(Task details) What you give back must match the data below character for character.
▼▼▼
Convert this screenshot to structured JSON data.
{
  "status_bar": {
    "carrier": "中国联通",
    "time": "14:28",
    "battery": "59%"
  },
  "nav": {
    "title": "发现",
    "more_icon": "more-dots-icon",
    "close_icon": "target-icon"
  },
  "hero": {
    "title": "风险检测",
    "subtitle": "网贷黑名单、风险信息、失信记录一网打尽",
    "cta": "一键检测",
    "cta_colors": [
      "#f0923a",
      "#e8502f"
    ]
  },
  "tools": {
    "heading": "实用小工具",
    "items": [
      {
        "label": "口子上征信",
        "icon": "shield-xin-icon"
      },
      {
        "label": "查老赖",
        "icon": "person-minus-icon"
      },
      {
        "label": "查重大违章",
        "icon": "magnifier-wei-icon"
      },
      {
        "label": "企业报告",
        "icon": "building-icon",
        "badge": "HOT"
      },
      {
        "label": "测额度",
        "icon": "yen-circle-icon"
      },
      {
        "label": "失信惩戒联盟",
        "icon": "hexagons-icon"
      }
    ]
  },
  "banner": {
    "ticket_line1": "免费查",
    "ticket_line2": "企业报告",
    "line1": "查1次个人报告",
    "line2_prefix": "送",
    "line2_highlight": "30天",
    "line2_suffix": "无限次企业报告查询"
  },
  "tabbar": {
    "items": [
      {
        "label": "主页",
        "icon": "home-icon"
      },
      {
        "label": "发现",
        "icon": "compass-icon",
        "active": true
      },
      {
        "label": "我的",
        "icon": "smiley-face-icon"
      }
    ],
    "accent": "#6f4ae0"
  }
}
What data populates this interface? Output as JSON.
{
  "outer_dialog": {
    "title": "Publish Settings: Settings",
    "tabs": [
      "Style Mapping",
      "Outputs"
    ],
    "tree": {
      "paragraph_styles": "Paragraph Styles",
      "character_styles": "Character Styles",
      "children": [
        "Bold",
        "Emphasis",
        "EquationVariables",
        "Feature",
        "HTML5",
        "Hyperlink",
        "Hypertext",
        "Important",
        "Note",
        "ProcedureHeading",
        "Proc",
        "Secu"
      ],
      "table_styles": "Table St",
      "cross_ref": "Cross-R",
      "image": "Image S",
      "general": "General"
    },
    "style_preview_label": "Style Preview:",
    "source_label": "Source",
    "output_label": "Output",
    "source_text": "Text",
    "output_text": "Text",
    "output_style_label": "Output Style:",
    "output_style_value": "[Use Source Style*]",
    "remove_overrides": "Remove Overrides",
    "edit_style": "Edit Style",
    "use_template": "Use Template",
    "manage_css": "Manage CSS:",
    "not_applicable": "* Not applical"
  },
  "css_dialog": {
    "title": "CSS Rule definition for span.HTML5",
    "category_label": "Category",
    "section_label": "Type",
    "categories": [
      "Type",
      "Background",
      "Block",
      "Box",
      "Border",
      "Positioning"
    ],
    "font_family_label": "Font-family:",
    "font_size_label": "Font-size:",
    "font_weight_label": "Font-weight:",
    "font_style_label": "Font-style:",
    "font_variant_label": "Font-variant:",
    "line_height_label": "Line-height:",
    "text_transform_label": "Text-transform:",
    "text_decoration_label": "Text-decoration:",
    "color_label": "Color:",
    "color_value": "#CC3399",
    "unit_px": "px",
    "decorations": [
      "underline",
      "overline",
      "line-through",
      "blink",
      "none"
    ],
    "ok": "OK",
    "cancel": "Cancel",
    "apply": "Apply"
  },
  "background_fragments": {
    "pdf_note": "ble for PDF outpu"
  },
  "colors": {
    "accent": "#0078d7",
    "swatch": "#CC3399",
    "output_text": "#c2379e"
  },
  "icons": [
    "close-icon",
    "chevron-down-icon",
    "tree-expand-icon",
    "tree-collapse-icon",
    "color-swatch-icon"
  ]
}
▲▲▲
(Exercise answer)
Convert this screenshot to structured JSON data.
{
  "status_bar": {
    "carrier": "中国联通",
    "time": "14:28",
    "battery": "59%"
  },
  "nav": {
    "title": "发现",
    "more_icon": "more-dots-icon",
    "close_icon": "target-icon"
  },
  "hero": {
    "title": "风险检测",
    "subtitle": "网贷黑名单、风险信息、失信记录一网打尽",
    "cta": "一键检测",
    "cta_colors": [
      "#f0923a",
      "#e8502f"
    ]
  },
  "tools": {
    "heading": "实用小工具",
    "items": [
      {
        "label": "口子上征信",
        "icon": "shield-xin-icon"
      },
      {
        "label": "查老赖",
        "icon": "person-minus-icon"
      },
      {
        "label": "查重大违章",
        "icon": "magnifier-wei-icon"
      },
      {
        "label": "企业报告",
        "icon": "building-icon",
        "badge": "HOT"
      },
      {
        "label": "测额度",
        "icon": "yen-circle-icon"
      },
      {
        "label": "失信惩戒联盟",
        "icon": "hexagons-icon"
      }
    ]
  },
  "banner": {
    "ticket_line1": "免费查",
    "ticket_line2": "企业报告",
    "line1": "查1次个人报告",
    "line2_prefix": "送",
    "line2_highlight": "30天",
    "line2_suffix": "无限次企业报告查询"
  },
  "tabbar": {
    "items": [
      {
        "label": "主页",
        "icon": "home-icon"
      },
      {
        "label": "发现",
        "icon": "compass-icon",
        "active": true
      },
      {
        "label": "我的",
        "icon": "smiley-face-icon"
      }
    ],
    "accent": "#6f4ae0"
  }
}
What data populates this interface? Output as JSON.
{
  "outer_dialog": {
    "title": "Publish Settings: Settings",
    "tabs": [
      "Style Mapping",
      "Outputs"
    ],
    "tree": {
      "paragraph_styles": "Paragraph Styles",
      "character_styles": "Character Styles",
      "children": [
        "Bold",
        "Emphasis",
        "EquationVariables",
        "Feature",
        "HTML5",
        "Hyperlink",
        "Hypertext",
        "Important",
        "Note",
        "ProcedureHeading",
        "Proc",
        "Secu"
      ],
      "table_styles": "Table St",
      "cross_ref": "Cross-R",
      "image": "Image S",
      "general": "General"
    },
    "style_preview_label": "Style Preview:",
    "source_label": "Source",
    "output_label": "Output",
    "source_text": "Text",
    "output_text": "Text",
    "output_style_label": "Output Style:",
    "output_style_value": "[Use Source Style*]",
    "remove_overrides": "Remove Overrides",
    "edit_style": "Edit Style",
    "use_template": "Use Template",
    "manage_css": "Manage CSS:",
    "not_applicable": "* Not applical"
  },
  "css_dialog": {
    "title": "CSS Rule definition for span.HTML5",
    "category_label": "Category",
    "section_label": "Type",
    "categories": [
      "Type",
      "Background",
      "Block",
      "Box",
      "Border",
      "Positioning"
    ],
    "font_family_label": "Font-family:",
    "font_size_label": "Font-size:",
    "font_weight_label": "Font-weight:",
    "font_style_label": "Font-style:",
    "font_variant_label": "Font-variant:",
    "line_height_label": "Line-height:",
    "text_transform_label": "Text-transform:",
    "text_decoration_label": "Text-decoration:",
    "color_label": "Color:",
    "color_value": "#CC3399",
    "unit_px": "px",
    "decorations": [
      "underline",
      "overline",
      "line-through",
      "blink",
      "none"
    ],
    "ok": "OK",
    "cancel": "Cancel",
    "apply": "Apply"
  },
  "background_fragments": {
    "pdf_note": "ble for PDF outpu"
  },
  "colors": {
    "accent": "#0078d7",
    "swatch": "#CC3399",
    "output_text": "#c2379e"
  },
  "icons": [
    "close-icon",
    "chevron-down-icon",
    "tree-expand-icon",
    "tree-collapse-icon",
    "color-swatch-icon"
  ]
}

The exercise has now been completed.